* TO DO:
Count how many lines hold "this" in the records, and respond with that number by itself.

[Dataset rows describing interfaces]
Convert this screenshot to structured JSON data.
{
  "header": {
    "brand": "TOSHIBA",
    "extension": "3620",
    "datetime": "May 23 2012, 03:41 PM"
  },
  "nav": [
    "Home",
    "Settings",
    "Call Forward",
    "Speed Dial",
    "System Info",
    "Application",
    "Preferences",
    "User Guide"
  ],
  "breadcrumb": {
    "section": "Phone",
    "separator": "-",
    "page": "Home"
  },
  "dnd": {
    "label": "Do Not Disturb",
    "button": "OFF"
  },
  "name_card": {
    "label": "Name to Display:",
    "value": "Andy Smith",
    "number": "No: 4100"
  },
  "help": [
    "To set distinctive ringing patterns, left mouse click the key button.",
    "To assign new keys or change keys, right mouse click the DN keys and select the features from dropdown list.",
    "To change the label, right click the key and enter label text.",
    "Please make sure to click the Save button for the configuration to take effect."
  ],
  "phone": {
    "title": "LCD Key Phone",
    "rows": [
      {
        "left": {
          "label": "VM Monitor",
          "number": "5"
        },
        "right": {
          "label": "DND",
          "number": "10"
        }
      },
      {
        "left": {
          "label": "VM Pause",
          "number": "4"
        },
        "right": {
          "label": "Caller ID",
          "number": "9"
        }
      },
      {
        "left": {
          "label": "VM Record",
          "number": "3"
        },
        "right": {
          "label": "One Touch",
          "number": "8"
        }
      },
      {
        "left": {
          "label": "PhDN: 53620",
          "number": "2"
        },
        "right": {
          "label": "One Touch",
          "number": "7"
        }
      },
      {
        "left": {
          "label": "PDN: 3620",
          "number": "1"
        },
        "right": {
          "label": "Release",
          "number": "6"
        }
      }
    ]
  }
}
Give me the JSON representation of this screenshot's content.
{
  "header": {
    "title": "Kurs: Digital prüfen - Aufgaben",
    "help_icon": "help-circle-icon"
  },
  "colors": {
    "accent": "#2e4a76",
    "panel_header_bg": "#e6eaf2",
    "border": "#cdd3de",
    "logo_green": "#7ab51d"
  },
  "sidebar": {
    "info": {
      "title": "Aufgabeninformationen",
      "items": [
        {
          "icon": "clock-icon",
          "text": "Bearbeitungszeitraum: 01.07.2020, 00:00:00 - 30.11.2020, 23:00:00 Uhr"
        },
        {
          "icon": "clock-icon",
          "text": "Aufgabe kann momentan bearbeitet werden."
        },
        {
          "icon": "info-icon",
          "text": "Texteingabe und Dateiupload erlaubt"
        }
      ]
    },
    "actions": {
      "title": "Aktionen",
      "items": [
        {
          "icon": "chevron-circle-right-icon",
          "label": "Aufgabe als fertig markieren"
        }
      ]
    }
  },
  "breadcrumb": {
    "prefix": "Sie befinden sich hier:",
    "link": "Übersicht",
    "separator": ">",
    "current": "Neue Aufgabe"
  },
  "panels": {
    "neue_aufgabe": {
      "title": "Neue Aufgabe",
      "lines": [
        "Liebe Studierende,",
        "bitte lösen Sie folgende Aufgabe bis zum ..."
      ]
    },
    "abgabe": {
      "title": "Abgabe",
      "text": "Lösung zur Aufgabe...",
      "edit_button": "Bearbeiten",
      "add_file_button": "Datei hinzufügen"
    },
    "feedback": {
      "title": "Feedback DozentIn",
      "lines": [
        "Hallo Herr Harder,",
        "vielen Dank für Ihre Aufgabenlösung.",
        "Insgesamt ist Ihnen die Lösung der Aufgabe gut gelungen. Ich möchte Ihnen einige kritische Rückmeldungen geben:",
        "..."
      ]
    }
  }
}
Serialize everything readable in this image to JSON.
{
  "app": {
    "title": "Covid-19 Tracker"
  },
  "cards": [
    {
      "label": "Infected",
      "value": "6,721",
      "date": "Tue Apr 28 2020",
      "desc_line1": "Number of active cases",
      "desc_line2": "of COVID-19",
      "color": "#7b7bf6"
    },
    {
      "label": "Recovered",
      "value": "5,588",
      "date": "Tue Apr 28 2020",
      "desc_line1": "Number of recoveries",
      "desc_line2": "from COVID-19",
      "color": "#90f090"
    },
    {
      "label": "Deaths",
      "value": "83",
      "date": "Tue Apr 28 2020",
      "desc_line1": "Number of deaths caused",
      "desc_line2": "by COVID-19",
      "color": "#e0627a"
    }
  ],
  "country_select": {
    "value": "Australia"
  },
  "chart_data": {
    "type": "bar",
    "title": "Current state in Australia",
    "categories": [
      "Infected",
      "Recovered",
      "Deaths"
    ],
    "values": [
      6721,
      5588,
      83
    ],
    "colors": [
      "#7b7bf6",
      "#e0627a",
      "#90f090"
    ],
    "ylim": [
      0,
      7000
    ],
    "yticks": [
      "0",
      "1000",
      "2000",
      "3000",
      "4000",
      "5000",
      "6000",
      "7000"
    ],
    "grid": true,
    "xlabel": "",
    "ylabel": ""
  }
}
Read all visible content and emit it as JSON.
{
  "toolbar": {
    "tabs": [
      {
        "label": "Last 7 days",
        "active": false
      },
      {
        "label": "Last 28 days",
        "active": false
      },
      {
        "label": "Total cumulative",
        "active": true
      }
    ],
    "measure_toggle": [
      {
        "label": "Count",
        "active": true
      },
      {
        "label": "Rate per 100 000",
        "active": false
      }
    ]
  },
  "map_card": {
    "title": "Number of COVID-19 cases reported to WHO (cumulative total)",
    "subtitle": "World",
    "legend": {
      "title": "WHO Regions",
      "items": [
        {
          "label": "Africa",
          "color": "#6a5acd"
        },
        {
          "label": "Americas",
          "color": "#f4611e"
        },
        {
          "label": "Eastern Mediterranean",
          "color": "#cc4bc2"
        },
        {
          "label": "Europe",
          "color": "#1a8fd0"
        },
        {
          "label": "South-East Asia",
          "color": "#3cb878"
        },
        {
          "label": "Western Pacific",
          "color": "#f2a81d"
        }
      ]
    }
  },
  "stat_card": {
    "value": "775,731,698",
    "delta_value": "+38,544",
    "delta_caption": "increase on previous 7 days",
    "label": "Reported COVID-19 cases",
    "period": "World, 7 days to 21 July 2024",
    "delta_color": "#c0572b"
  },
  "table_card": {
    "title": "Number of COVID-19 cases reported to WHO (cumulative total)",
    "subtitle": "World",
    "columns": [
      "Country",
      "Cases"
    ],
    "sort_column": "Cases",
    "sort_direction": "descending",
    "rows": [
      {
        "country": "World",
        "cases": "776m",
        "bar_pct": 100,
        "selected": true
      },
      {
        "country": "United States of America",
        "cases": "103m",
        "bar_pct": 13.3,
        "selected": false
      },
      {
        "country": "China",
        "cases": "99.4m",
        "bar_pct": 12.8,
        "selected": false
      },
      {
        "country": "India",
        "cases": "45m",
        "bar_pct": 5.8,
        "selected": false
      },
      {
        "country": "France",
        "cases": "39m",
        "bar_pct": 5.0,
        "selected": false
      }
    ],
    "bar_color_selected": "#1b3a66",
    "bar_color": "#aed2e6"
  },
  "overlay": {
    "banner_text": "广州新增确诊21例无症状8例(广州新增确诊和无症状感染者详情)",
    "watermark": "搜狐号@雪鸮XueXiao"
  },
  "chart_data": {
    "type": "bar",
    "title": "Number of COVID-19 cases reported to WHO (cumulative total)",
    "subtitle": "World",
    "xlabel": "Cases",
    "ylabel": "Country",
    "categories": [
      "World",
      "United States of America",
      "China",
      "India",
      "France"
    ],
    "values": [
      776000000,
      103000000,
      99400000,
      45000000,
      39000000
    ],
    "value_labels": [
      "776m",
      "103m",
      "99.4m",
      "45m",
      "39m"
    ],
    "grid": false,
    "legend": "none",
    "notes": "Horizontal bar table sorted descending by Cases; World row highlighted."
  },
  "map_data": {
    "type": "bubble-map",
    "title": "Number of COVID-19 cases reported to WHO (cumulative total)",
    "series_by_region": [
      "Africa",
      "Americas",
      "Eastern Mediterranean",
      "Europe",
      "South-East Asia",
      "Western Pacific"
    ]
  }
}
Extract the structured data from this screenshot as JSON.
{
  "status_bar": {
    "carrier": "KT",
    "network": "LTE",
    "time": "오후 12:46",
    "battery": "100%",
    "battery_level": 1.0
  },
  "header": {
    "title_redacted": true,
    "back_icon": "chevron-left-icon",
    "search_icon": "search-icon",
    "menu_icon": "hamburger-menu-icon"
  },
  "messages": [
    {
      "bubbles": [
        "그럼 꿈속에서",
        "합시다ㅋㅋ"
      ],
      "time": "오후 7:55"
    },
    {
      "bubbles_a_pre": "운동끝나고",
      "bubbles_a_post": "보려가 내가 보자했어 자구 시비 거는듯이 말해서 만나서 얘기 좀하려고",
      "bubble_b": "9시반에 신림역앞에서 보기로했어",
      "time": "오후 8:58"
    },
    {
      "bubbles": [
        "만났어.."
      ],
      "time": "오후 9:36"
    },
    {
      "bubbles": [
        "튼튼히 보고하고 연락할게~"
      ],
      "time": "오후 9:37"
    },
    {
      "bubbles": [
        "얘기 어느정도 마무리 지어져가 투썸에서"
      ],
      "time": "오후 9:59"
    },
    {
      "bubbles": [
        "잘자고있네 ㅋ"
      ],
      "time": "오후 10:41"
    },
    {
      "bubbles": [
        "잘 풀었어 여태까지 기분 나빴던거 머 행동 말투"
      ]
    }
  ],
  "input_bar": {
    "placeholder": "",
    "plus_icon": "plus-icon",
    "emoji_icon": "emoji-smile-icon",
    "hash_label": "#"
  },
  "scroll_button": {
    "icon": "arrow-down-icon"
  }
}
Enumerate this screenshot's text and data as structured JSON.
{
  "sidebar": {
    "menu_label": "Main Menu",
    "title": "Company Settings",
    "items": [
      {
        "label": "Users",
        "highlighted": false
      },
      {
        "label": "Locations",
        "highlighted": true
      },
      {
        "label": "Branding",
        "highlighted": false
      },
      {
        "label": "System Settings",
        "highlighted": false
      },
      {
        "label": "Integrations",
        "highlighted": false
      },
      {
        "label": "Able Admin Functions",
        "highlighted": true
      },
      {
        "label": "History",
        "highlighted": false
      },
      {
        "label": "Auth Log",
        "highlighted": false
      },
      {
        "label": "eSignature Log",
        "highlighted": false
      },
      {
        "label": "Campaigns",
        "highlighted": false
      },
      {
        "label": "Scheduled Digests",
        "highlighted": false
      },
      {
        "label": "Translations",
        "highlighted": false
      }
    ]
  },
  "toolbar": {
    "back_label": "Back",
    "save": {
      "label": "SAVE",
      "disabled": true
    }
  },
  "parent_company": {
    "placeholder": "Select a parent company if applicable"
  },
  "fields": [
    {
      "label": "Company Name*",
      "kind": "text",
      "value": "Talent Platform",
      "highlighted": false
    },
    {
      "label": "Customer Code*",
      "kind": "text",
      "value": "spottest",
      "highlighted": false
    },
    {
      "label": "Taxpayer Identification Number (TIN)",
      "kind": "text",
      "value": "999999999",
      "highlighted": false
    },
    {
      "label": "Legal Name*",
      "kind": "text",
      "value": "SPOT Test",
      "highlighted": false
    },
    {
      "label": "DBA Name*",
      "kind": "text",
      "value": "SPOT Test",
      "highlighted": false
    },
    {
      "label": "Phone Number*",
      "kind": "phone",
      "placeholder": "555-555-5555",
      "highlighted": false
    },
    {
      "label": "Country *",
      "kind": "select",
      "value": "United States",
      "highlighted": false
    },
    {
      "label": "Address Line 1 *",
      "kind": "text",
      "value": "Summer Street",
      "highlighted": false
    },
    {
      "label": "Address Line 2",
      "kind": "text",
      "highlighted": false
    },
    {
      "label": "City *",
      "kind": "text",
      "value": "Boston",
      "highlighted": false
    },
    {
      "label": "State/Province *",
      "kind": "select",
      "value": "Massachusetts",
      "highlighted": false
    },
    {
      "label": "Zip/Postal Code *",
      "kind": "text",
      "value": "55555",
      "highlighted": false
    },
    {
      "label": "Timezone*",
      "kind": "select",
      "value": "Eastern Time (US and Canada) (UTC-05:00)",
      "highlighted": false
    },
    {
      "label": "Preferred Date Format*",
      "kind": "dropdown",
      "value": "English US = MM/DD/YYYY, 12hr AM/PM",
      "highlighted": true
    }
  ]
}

* EXPECTED ANSWER:
5